Letter to the Editor: Villanova isn’t a “Safe Space”



Kinjal Dave

Dear Reader,

As a Senior, I find it is my responsibility to share with you some ideals that represent what it means to be a Villanovan. I find it necessary to reiterate some otherwise obvious ideals due the third known instance of Black Lives Matter displays being torn down.

Echoing University of Chicago’s statement to incoming first year students regarding safe spaces, I’d like to emphasize Villanova’s commitment to a vibrant and open intellectual community. Here’s a quote from University of Chicago’s statement that supports my exact sentiment:

“Members of our community are encouraged to speak, write, listen, challenge, and learn, without fear of censorship. Civility and mutual respect are vital to all of us, and freedom of expression does not mean the freedom to harass or threaten others. You will find that we expect members of our community to be engaged in rigorous debate, discussion, and even disagreement. At times this may challenge you and even cause discomfort.”

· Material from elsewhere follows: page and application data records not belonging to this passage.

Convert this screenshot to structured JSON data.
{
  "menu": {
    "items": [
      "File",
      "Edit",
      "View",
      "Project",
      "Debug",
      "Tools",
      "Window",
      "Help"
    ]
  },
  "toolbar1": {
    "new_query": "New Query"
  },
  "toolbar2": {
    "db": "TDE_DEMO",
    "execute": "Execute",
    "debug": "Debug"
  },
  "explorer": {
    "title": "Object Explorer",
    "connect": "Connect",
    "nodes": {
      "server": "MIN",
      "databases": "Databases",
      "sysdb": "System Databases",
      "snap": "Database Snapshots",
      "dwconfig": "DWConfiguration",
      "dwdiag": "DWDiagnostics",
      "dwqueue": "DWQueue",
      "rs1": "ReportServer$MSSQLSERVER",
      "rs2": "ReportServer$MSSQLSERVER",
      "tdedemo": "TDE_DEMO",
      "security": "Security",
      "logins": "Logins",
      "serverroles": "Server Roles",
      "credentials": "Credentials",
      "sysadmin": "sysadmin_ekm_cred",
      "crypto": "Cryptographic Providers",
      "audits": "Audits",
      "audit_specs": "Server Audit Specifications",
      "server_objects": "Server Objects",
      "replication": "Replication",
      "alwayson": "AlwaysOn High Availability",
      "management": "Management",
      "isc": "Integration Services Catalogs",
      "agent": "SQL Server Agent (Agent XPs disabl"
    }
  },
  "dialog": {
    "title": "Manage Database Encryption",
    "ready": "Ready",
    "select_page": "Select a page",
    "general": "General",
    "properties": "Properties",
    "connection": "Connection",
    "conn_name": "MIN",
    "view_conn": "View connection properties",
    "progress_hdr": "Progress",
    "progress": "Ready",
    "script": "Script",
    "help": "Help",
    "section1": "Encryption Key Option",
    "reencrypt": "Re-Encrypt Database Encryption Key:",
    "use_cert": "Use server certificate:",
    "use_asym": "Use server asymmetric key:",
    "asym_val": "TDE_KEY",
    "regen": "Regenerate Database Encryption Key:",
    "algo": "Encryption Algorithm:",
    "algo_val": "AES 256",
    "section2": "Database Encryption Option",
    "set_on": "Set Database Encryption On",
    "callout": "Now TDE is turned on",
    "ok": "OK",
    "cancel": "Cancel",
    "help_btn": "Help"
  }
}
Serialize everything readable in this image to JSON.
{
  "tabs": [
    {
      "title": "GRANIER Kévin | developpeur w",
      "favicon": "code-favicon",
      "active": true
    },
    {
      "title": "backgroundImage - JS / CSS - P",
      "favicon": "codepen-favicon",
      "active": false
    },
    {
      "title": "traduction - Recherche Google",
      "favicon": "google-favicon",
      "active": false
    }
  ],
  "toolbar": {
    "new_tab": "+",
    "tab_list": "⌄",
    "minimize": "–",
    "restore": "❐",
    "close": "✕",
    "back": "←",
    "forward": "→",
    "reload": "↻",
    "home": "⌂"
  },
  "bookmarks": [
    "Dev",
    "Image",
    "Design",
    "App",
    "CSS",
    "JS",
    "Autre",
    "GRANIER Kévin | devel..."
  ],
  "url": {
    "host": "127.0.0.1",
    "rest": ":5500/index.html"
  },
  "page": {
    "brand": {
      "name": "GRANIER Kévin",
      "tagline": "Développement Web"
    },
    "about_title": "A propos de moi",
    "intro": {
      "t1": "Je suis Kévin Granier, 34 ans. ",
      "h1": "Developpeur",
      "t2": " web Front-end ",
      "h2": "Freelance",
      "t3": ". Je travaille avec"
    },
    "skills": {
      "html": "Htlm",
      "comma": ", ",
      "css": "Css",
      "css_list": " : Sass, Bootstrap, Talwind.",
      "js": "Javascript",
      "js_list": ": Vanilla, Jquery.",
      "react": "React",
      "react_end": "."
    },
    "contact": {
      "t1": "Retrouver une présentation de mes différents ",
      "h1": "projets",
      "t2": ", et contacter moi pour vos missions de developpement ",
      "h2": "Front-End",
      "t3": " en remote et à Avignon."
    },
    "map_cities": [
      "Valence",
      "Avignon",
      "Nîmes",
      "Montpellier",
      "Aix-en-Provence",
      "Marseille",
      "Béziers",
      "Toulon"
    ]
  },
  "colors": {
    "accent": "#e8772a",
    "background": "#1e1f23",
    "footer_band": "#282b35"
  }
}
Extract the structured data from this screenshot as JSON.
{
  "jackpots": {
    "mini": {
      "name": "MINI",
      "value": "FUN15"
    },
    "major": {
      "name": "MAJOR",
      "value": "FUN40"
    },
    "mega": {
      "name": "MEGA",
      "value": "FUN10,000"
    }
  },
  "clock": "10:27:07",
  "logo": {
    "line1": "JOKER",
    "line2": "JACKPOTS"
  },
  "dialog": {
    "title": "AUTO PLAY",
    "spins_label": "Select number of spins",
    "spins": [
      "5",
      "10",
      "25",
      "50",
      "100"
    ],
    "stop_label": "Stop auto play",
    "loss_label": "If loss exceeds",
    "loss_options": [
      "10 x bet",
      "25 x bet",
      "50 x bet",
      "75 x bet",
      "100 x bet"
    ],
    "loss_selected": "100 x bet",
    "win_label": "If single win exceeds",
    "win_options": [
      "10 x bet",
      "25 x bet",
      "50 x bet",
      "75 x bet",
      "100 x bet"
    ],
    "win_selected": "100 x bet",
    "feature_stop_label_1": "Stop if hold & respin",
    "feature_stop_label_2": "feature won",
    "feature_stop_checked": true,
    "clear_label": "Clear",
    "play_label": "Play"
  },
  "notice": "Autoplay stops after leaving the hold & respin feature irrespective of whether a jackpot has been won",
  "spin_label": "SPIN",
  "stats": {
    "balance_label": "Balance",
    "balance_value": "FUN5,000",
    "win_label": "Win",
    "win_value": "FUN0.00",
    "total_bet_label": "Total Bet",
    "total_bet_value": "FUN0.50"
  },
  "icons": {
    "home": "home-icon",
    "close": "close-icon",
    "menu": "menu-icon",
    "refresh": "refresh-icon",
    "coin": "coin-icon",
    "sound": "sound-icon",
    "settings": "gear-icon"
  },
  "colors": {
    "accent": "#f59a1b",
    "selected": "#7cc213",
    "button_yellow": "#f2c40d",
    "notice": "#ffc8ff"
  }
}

I regret to inform you of two transgressions that occurred on the basement floor of Sullivan’s bulletin board. Twice within 48 hours of move in, a Black Lives Matter bulletin display was torn down. Whether this was by a resident of the building or an outside member present on move-in day, I sincerely hope there were no Villanovan bystanders to the occurrences. A student’s BLM sign on their door was torn down in St. Mary’s Hall this week. I’d like to stress that silencing the voice of resistance to systemic oppression is not in the Wildcat spirit. Nor the Catholic spirit. Nor the Christian spirit. Nor the human spirit of empathy and compassion.

Villanova is not a “safe space”. Censoring the Residence Assistance’s freedom of speech or a student’s freedom of speech is an abhorrent infraction on American ideals and Constitutional values, not to mention the deeply Catholic and humanistic ideals of social justice. As a member of the Villanova community, know that your actions are not immune from Villanovans challenging every level of identity privilege. Our language will not be diluted for the sake of political correctness.

In order for all lives to matter, black lives must. If you are uncomfortable with a symbolic statement of solidarity, an unapologetic affirmation of life for our black brothers and sisters, then I suggest you become adjusted to the real world, where people will disagree with your opinions and you must learn how to engage opposition with maturity and respect.